We thought the Kirkfield Lift Lock was terrific. Then we found The Big Chute. One boat going up
Ontario is for boaters, especially power boats of all descriptions. From the waterfront cottages to the wide variety of marinas and boat launch sites, it's clear that being on the water is a major recreational activity.
The Big Chute can be found near the western end of the Trent-Severn Waterway, the same waterway on which we had earlier visited the Bocaygeon and Kirkfield locks. From Orillia we drove west first through rich and beautiful farm land, then as the road ascended a series of low hills we found an entirely different landscape -- forests and rocks.

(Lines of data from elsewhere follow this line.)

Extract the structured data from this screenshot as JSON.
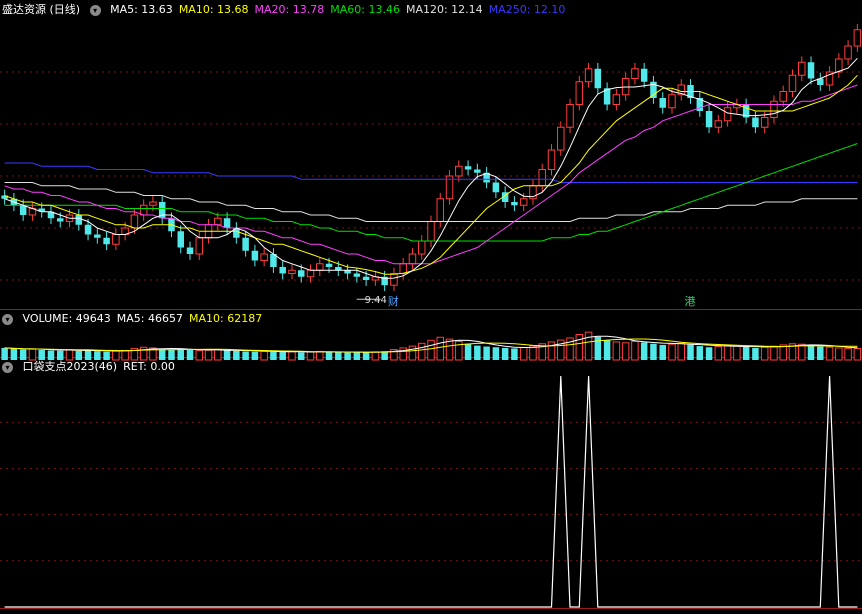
{
  "main_pane": {
    "title": "盛达资源 (日线)",
    "indicators": [
      {
        "label": "MA5: 13.63",
        "color": "#ffffff"
      },
      {
        "label": "MA10: 13.68",
        "color": "#ffff00"
      },
      {
        "label": "MA20: 13.78",
        "color": "#ff40ff"
      },
      {
        "label": "MA60: 13.46",
        "color": "#00e000"
      },
      {
        "label": "MA120: 12.14",
        "color": "#e0e0e0"
      },
      {
        "label": "MA250: 12.10",
        "color": "#3a3aff"
      }
    ],
    "low_marker": "9.44",
    "event_labels": [
      {
        "text": "财",
        "color": "#4aa0ff"
      },
      {
        "text": "港",
        "color": "#30d070"
      }
    ]
  },
  "volume_pane": {
    "indicators": [
      {
        "label": "VOLUME: 49643",
        "color": "#ffffff"
      },
      {
        "label": "MA5: 46657",
        "color": "#ffffff"
      },
      {
        "label": "MA10: 62187",
        "color": "#ffff00"
      }
    ]
  },
  "indicator_pane": {
    "indicators": [
      {
        "label": "口袋支点2023(46)",
        "color": "#ffffff"
      },
      {
        "label": "RET: 0.00",
        "color": "#ffffff"
      }
    ]
  },
  "chart_data": [
    {
      "type": "candlestick",
      "title": "盛达资源 (日线)",
      "ylim": [
        8.8,
        17.6
      ],
      "close": [
        12.1,
        11.9,
        11.6,
        11.8,
        11.7,
        11.5,
        11.4,
        11.6,
        11.3,
        11.0,
        10.9,
        10.7,
        11.0,
        11.2,
        11.6,
        11.9,
        12.0,
        11.5,
        11.1,
        10.6,
        10.4,
        10.9,
        11.3,
        11.5,
        11.2,
        10.9,
        10.5,
        10.2,
        10.4,
        10.0,
        9.8,
        9.9,
        9.7,
        9.9,
        10.1,
        10.0,
        9.9,
        9.8,
        9.7,
        9.6,
        9.7,
        9.44,
        9.8,
        10.1,
        10.4,
        10.8,
        11.4,
        12.1,
        12.8,
        13.1,
        13.0,
        12.9,
        12.6,
        12.3,
        12.0,
        11.9,
        12.1,
        12.5,
        13.0,
        13.6,
        14.3,
        15.0,
        15.7,
        16.1,
        15.5,
        15.0,
        15.3,
        15.8,
        16.1,
        15.7,
        15.2,
        14.9,
        15.3,
        15.6,
        15.2,
        14.8,
        14.3,
        14.5,
        14.9,
        15.0,
        14.6,
        14.3,
        14.6,
        15.1,
        15.4,
        15.9,
        16.3,
        15.8,
        15.6,
        16.0,
        16.4,
        16.8,
        17.3
      ],
      "ma5": [
        12.1,
        12.0,
        11.9,
        11.8,
        11.7,
        11.7,
        11.6,
        11.5,
        11.5,
        11.4,
        11.2,
        11.1,
        11.0,
        11.0,
        11.1,
        11.3,
        11.5,
        11.6,
        11.6,
        11.4,
        11.1,
        10.9,
        10.9,
        10.9,
        11.0,
        11.2,
        11.1,
        10.9,
        10.6,
        10.4,
        10.2,
        10.1,
        10.0,
        9.9,
        9.9,
        9.9,
        9.9,
        9.9,
        9.9,
        9.8,
        9.7,
        9.65,
        9.66,
        9.73,
        9.89,
        10.11,
        10.5,
        10.96,
        11.5,
        12.04,
        12.48,
        12.78,
        12.88,
        12.78,
        12.56,
        12.34,
        12.18,
        12.16,
        12.3,
        12.62,
        13.1,
        13.68,
        14.32,
        14.94,
        15.32,
        15.46,
        15.52,
        15.54,
        15.54,
        15.58,
        15.62,
        15.54,
        15.4,
        15.34,
        15.24,
        15.16,
        15.04,
        14.9,
        14.74,
        14.7,
        14.66,
        14.66,
        14.68,
        14.72,
        14.82,
        15.06,
        15.46,
        15.7,
        15.8,
        15.92,
        16.02,
        16.12,
        16.42
      ],
      "ma10": [
        12.2,
        12.1,
        12.0,
        12.0,
        11.9,
        11.9,
        11.8,
        11.7,
        11.6,
        11.6,
        11.5,
        11.4,
        11.3,
        11.3,
        11.2,
        11.2,
        11.3,
        11.3,
        11.3,
        11.2,
        11.2,
        11.1,
        11.1,
        11.1,
        11.1,
        11.1,
        11.0,
        10.9,
        10.8,
        10.7,
        10.7,
        10.6,
        10.5,
        10.4,
        10.3,
        10.2,
        10.1,
        10.0,
        9.97,
        9.92,
        9.86,
        9.78,
        9.78,
        9.81,
        9.88,
        9.96,
        10.1,
        10.3,
        10.6,
        10.9,
        11.2,
        11.5,
        11.8,
        12.0,
        12.2,
        12.4,
        12.5,
        12.5,
        12.5,
        12.5,
        12.6,
        12.9,
        13.2,
        13.6,
        13.9,
        14.2,
        14.5,
        14.7,
        14.9,
        15.1,
        15.3,
        15.5,
        15.5,
        15.4,
        15.4,
        15.4,
        15.3,
        15.2,
        15.1,
        15.0,
        14.9,
        14.8,
        14.8,
        14.8,
        14.8,
        14.8,
        14.9,
        15.0,
        15.1,
        15.2,
        15.4,
        15.6,
        15.9
      ],
      "ma20": [
        12.5,
        12.4,
        12.4,
        12.3,
        12.3,
        12.2,
        12.2,
        12.1,
        12.0,
        12.0,
        11.9,
        11.8,
        11.8,
        11.7,
        11.7,
        11.6,
        11.6,
        11.5,
        11.5,
        11.4,
        11.4,
        11.3,
        11.3,
        11.3,
        11.2,
        11.2,
        11.2,
        11.1,
        11.1,
        11.0,
        10.9,
        10.9,
        10.8,
        10.7,
        10.7,
        10.6,
        10.5,
        10.4,
        10.4,
        10.3,
        10.2,
        10.2,
        10.1,
        10.1,
        10.1,
        10.1,
        10.1,
        10.2,
        10.3,
        10.4,
        10.5,
        10.6,
        10.8,
        11.0,
        11.2,
        11.4,
        11.6,
        11.8,
        12.0,
        12.2,
        12.4,
        12.6,
        12.9,
        13.1,
        13.3,
        13.5,
        13.7,
        13.9,
        14.0,
        14.2,
        14.3,
        14.5,
        14.6,
        14.7,
        14.8,
        14.9,
        15.0,
        15.0,
        15.0,
        15.0,
        15.0,
        15.0,
        15.0,
        15.0,
        15.0,
        15.0,
        15.1,
        15.1,
        15.2,
        15.3,
        15.4,
        15.5,
        15.6
      ],
      "ma60": [
        11.9,
        11.9,
        11.9,
        11.9,
        11.9,
        11.9,
        11.9,
        11.9,
        11.9,
        11.9,
        11.9,
        11.9,
        11.9,
        11.8,
        11.8,
        11.8,
        11.8,
        11.8,
        11.8,
        11.7,
        11.7,
        11.7,
        11.7,
        11.6,
        11.6,
        11.6,
        11.5,
        11.5,
        11.5,
        11.4,
        11.4,
        11.4,
        11.3,
        11.3,
        11.2,
        11.2,
        11.1,
        11.1,
        11.1,
        11.0,
        11.0,
        10.9,
        10.9,
        10.9,
        10.8,
        10.8,
        10.8,
        10.8,
        10.8,
        10.8,
        10.8,
        10.8,
        10.8,
        10.8,
        10.8,
        10.8,
        10.8,
        10.8,
        10.8,
        10.9,
        10.9,
        10.9,
        11.0,
        11.0,
        11.1,
        11.1,
        11.2,
        11.3,
        11.4,
        11.5,
        11.6,
        11.7,
        11.8,
        11.9,
        12.0,
        12.1,
        12.2,
        12.3,
        12.4,
        12.5,
        12.6,
        12.7,
        12.8,
        12.9,
        13.0,
        13.1,
        13.2,
        13.3,
        13.4,
        13.5,
        13.6,
        13.7,
        13.8
      ],
      "ma120": [
        12.6,
        12.6,
        12.6,
        12.6,
        12.5,
        12.5,
        12.5,
        12.5,
        12.4,
        12.4,
        12.4,
        12.4,
        12.3,
        12.3,
        12.3,
        12.2,
        12.2,
        12.2,
        12.1,
        12.1,
        12.1,
        12.0,
        12.0,
        12.0,
        11.9,
        11.9,
        11.9,
        11.8,
        11.8,
        11.8,
        11.7,
        11.7,
        11.7,
        11.6,
        11.6,
        11.6,
        11.5,
        11.5,
        11.5,
        11.4,
        11.4,
        11.4,
        11.4,
        11.4,
        11.4,
        11.4,
        11.4,
        11.4,
        11.4,
        11.4,
        11.4,
        11.4,
        11.4,
        11.4,
        11.4,
        11.4,
        11.4,
        11.4,
        11.4,
        11.4,
        11.4,
        11.4,
        11.5,
        11.5,
        11.5,
        11.5,
        11.6,
        11.6,
        11.6,
        11.6,
        11.7,
        11.7,
        11.7,
        11.7,
        11.8,
        11.8,
        11.8,
        11.8,
        11.9,
        11.9,
        11.9,
        11.9,
        12.0,
        12.0,
        12.0,
        12.0,
        12.1,
        12.1,
        12.1,
        12.1,
        12.1,
        12.1,
        12.1
      ],
      "ma250": [
        13.2,
        13.2,
        13.2,
        13.2,
        13.1,
        13.1,
        13.1,
        13.1,
        13.1,
        13.1,
        13.0,
        13.0,
        13.0,
        13.0,
        13.0,
        13.0,
        12.9,
        12.9,
        12.9,
        12.9,
        12.9,
        12.9,
        12.9,
        12.8,
        12.8,
        12.8,
        12.8,
        12.8,
        12.8,
        12.8,
        12.8,
        12.8,
        12.7,
        12.7,
        12.7,
        12.7,
        12.7,
        12.7,
        12.7,
        12.7,
        12.7,
        12.7,
        12.7,
        12.7,
        12.7,
        12.7,
        12.7,
        12.7,
        12.7,
        12.7,
        12.7,
        12.7,
        12.7,
        12.7,
        12.7,
        12.7,
        12.7,
        12.7,
        12.7,
        12.7,
        12.6,
        12.6,
        12.6,
        12.6,
        12.6,
        12.6,
        12.6,
        12.6,
        12.6,
        12.6,
        12.6,
        12.6,
        12.6,
        12.6,
        12.6,
        12.6,
        12.6,
        12.6,
        12.6,
        12.6,
        12.6,
        12.6,
        12.6,
        12.6,
        12.6,
        12.6,
        12.6,
        12.6,
        12.6,
        12.6,
        12.6,
        12.6,
        12.6
      ]
    },
    {
      "type": "bar",
      "title": "VOLUME",
      "values": [
        52000,
        48000,
        45000,
        47000,
        43000,
        41000,
        40000,
        44000,
        39000,
        42000,
        38000,
        36000,
        40000,
        41000,
        50000,
        55000,
        52000,
        46000,
        44000,
        48000,
        43000,
        40000,
        42000,
        45000,
        41000,
        39000,
        37000,
        36000,
        38000,
        35000,
        34000,
        36000,
        33000,
        35000,
        37000,
        34000,
        33000,
        32000,
        34000,
        33000,
        35000,
        38000,
        45000,
        52000,
        60000,
        72000,
        85000,
        98000,
        90000,
        80000,
        70000,
        62000,
        58000,
        55000,
        52000,
        50000,
        54000,
        60000,
        70000,
        78000,
        86000,
        95000,
        110000,
        120000,
        100000,
        85000,
        78000,
        74000,
        80000,
        76000,
        70000,
        65000,
        68000,
        72000,
        66000,
        60000,
        55000,
        58000,
        62000,
        60000,
        56000,
        52000,
        55000,
        60000,
        65000,
        70000,
        68000,
        62000,
        58000,
        55000,
        52000,
        50000,
        49643
      ]
    },
    {
      "type": "line",
      "title": "口袋支点2023(46)",
      "ylim": [
        0,
        1
      ],
      "spikes_at": [
        60,
        63,
        89
      ],
      "values_note_unused": ""
    }
  ]
}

At the hilltop north of Coldwater we parked at the side of the upper of two lakes, and walked to a set of railway tracks.
The Severn River runs through a narrow, rocky gulch, with a drop of 17.7 meters. Beginning in 1917, a marine railway has carried boats of all sizes up and down. The present railway was completed in 1977 (the older railway car is parked off to the side for use in emergencies). Approaching the upper lake
As we looked down the track, we saw the big gears pulling steel cables, and soon a strange carriage appeared: a large steel framework, open at front and rear, and with a small motor boat in a sling in its middle. The car rose to the top of the hill, paused momentarily, the alarm sounded and the gate came down across the road, and the framework with cargo crossed over and descended on rails into the waters of the higher lake. The little boat floated free from its sling and motored away, and soon the railway was ready for the return voyage. This time it carried two large cabin cruisers, one behind the other. The whole trip takes less than ten minutes.
An ingenious device is used to keep the car level. The forward wheels ride on an outer pair of rails, the rear wheels on another pair of inside rails. The two pairs of rails are ingeniously laid so that the height of the inside rails at a point A is the same as the height of the Another load back down outside tracks at a point exactly one car length away from point A. The car is pulled up and down the hill by a continuous steel cable that winds around pulleys and bends in and out of a winch in the power house next to the railway.
Canada gets the best public relations use of this special transport. They could have made a conventional lock, says Parks Canada, but they selected the marine railway to prevent the invasion of "the parasitic sea lamprey" into the Lake Simcoe fishing grounds. Meanwhile, scores of Sunday excursionists, ourselves included, walked up and down the hill with the car, snapping pictures. The boaters waved to the spectators and the spectators waved back to the boaters. Fathers proudly explained to their children how it all worked. And a few motorcyclists gulped beers. It's a grand summer sight.
A couple of weeks ago we began noting that when a couple is on a boat the man drives while the woman handles the lines and pushes off from the dock. Ever since we've been looking for an example with the woman at the wheel, but haven't seen one yet. Why is this? Certainly women are at the wheel of all the vehicles on the road. But in a boat -- with a couple on board -- the man is in the cockpit while the woman scrambles around the deck. Sociological explanations are welcome. Champlain Statue, Orillia
Orillia, on the shores of yet another Ontario lake, is a charming small city. We probably have excessively positive feelings about Orillia because our motel was one of the nicest we have stayed in in months -- spacious, comfortable, well-furnished, a breakfast which was set out in the motel restaurant which guaranteed plenty of seats and tables. Stephen Leacock, one of Canada's best-known humorists of the early twentieth century, set many of his gently comic essays here; he lived on the lake shore not far from where our motel stands.
One feature of Orillia is a statue of the French explorer Samuel Champlain. It's an enormous bronze creation, worthy of any public square in, say, Paris. Champlain stands high, dressed explorer style and wearing spurs, although there is no sculpted horse. Far below at either side of the plinth are allegorical representations of Commerce and Christianity, with aboriginal persons being traded and ministered to. So the historic role of the French trappers / explorers / priests in Canada appears to be similar to that of the Spanish padres in California and Texas. As for today, there is a goodly concentration of francophones in the Huron region, and additional tourist attractions commemorating the early Jesuit missions.